SOURCE DATA Block Start

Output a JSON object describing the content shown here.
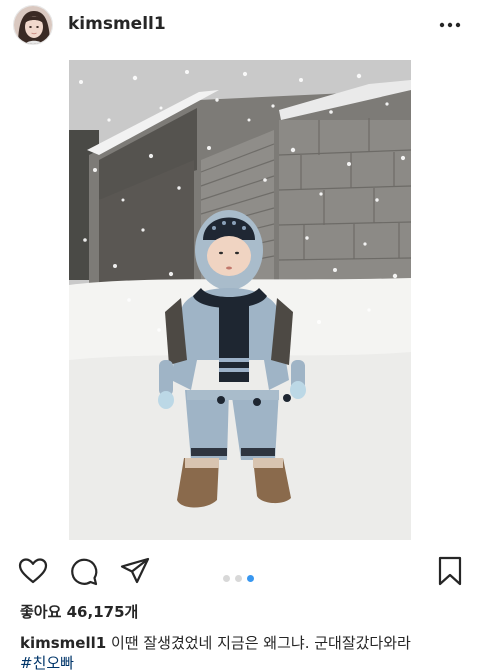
{
  "post": {
    "username": "kimsmell1",
    "likes_label": "좋아요 46,175개",
    "caption_text": "이땐 잘생겼었네  지금은 왜그냐.  군대잘갔다와라",
    "hashtag": "#친오빠"
  },
  "carousel": {
    "count": 3,
    "active_index": 2
  },
  "icons": {
    "more": "more-options-icon",
    "like": "heart-icon",
    "comment": "comment-icon",
    "share": "send-icon",
    "save": "bookmark-icon"
  },
  "colors": {
    "accent": "#3897f0",
    "text": "#262626",
    "hashtag": "#003569"
  }
}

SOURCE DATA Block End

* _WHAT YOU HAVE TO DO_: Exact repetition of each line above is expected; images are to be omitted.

* _RESPONSE BELOW_:
Output a JSON object describing the content shown here.
{
  "post": {
    "username": "kimsmell1",
    "likes_label": "좋아요 46,175개",
    "caption_text": "이땐 잘생겼었네  지금은 왜그냐.  군대잘갔다와라",
    "hashtag": "#친오빠"
  },
  "carousel": {
    "count": 3,
    "active_index": 2
  },
  "icons": {
    "more": "more-options-icon",
    "like": "heart-icon",
    "comment": "comment-icon",
    "share": "send-icon",
    "save": "bookmark-icon"
  },
  "colors": {
    "accent": "#3897f0",
    "text": "#262626",
    "hashtag": "#003569"
  }
}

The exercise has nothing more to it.